Keeping the group small would be another issue. Our original group had suddenly swollen to 11 riders, more than what we planned on, but we would deal with it. We decided on a route that would take us from SoCal to the outskirts of Albuerque, NM, and back, with a stop for the night as we hit Flagstaff for a second time in the day. We would then get some shut-eye and head back to Cali to complete the Bun Burner 1500.
Things were really starting to come together, but we wanted to be sure we had everything we needed to make the ride a success. Out came Harley's P&A and apparel catalogs. We ordered multiple items that would make the trip easier on the bikes as well as our bodies. Our first concern was for the bikes, especially in regard to maintaining high speeds over a route that consisted of many miles of hot desert landscape.

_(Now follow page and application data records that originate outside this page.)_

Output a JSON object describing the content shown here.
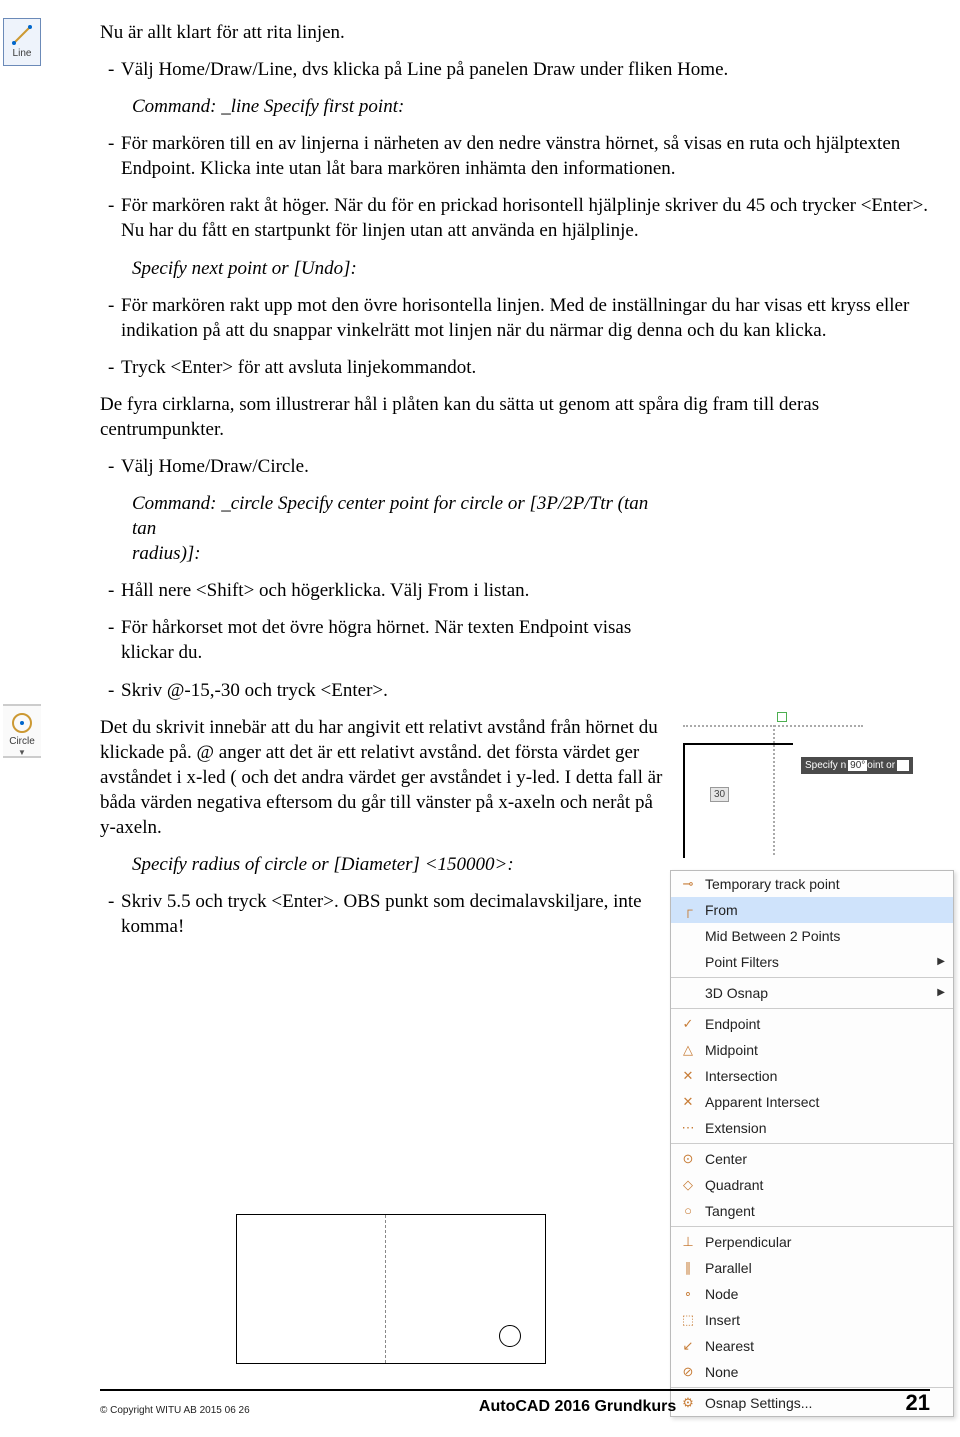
{
  "icons": {
    "line_label": "Line",
    "circle_label": "Circle"
  },
  "body": {
    "p1": "Nu är allt klart för att rita linjen.",
    "p2": "Välj Home/Draw/Line, dvs klicka på Line på panelen Draw under fliken Home.",
    "p3": "Command: _line Specify first point:",
    "p4": "För markören till en av linjerna i närheten av den nedre vänstra hörnet, så visas en ruta och hjälptexten Endpoint. Klicka inte utan låt bara markören inhämta den informationen.",
    "p5": "För markören rakt åt höger. När du för en prickad horisontell hjälplinje skriver du 45 och trycker <Enter>. Nu har du fått en startpunkt för linjen utan att använda en hjälplinje.",
    "p6": "Specify next point or [Undo]:",
    "p7": "För markören rakt upp mot den övre horisontella linjen. Med de inställningar du har visas ett kryss eller indikation på att du snappar vinkelrätt mot linjen när du närmar dig denna och du kan klicka.",
    "p8": "Tryck <Enter> för att avsluta linjekommandot.",
    "p9": "De fyra cirklarna, som illustrerar hål i plåten kan du sätta ut genom att spåra dig fram till deras centrumpunkter.",
    "p10": "Välj Home/Draw/Circle.",
    "p11a": "Command: _circle Specify center point for circle or [3P/2P/Ttr (tan tan",
    "p11b": "radius)]:",
    "p12": "Håll nere <Shift> och högerklicka. Välj From i listan.",
    "p13": "För hårkorset mot det övre högra hörnet. När texten Endpoint visas klickar du.",
    "p14": "Skriv @-15,-30 och tryck <Enter>.",
    "p15": "Det du skrivit innebär att du har angivit ett relativt avstånd från hörnet du klickade på. @ anger att det är ett relativt avstånd. det första värdet ger avståndet i x-led ( och det andra värdet ger avståndet i y-led. I detta fall är båda värden negativa eftersom du går till vänster på x-axeln och neråt på y-axeln.",
    "p16": "Specify radius of circle or [Diameter] <150000>:",
    "p17": "Skriv 5.5 och tryck <Enter>. OBS punkt som decimalavskiljare, inte komma!"
  },
  "fig1": {
    "dim": "30",
    "tooltip_pre": "Specify n",
    "tooltip_angle": "90°",
    "tooltip_post": "oint or"
  },
  "menu": {
    "items": [
      {
        "label": "Temporary track point",
        "icon": "⊸"
      },
      {
        "label": "From",
        "icon": "┌"
      },
      {
        "label": "Mid Between 2 Points",
        "icon": ""
      },
      {
        "label": "Point Filters",
        "icon": "",
        "submenu": true
      }
    ],
    "items2": [
      {
        "label": "3D Osnap",
        "icon": "",
        "submenu": true
      }
    ],
    "items3": [
      {
        "label": "Endpoint",
        "icon": "✓"
      },
      {
        "label": "Midpoint",
        "icon": "△"
      },
      {
        "label": "Intersection",
        "icon": "✕"
      },
      {
        "label": "Apparent Intersect",
        "icon": "✕"
      },
      {
        "label": "Extension",
        "icon": "⋯"
      }
    ],
    "items4": [
      {
        "label": "Center",
        "icon": "⊙"
      },
      {
        "label": "Quadrant",
        "icon": "◇"
      },
      {
        "label": "Tangent",
        "icon": "○"
      }
    ],
    "items5": [
      {
        "label": "Perpendicular",
        "icon": "⊥"
      },
      {
        "label": "Parallel",
        "icon": "∥"
      },
      {
        "label": "Node",
        "icon": "∘"
      },
      {
        "label": "Insert",
        "icon": "⬚"
      },
      {
        "label": "Nearest",
        "icon": "↙"
      },
      {
        "label": "None",
        "icon": "⊘"
      }
    ],
    "items6": [
      {
        "label": "Osnap Settings...",
        "icon": "⚙"
      }
    ]
  },
  "footer": {
    "copyright": "© Copyright WITU AB 2015 06 26",
    "title": "AutoCAD 2016 Grundkurs",
    "page": "21"
  }
}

Items on our list from the P&A catalog included things such as oil coolers to keep temps down and pushbutton gas-door releases to free us from the hassle of fumbling for keys at gas stations. We made sure we all had proper windshields to keep the fatigue factor as low as possible; a Sundowner seat complete with a backrest was also helpful. We also ordered a radar detector, which came in handy when alerting us to the "Boys in Blue" on more than one occasion.
Other items we picked up were H-D's compact tool kit, an emergency drive belt in case someone trashed a belt in the middle of nowhere, and a cable lock to ensure our bikes were still at the hotel when we got up Sunday morning. We even picked up one of Harley's fire extinguishers to bring along, just in case.
As far as outfitting ourselves with Harley gear, we tried out an FXRG carbon-Kevlar-fiber full-face helmet, which worked really well due to its light weight and quiet design. Since we would be riding in a variety of temperatures, we made sure we had outerwear for both hot and cold weather. One combination that worked great was Harley's leather shirt for the hot spots, with one of the company's windproof fleece jackets worn under it when the air got cold. We also tried a variety of Harley chaps and jackets, including a Willie G. leather jacket and a traditional men's race jacket. Other pieces such as men's Mega Conductor boots, waterproof gauntlet gloves, light gloves, and Broady goggles also made for comfortable riding.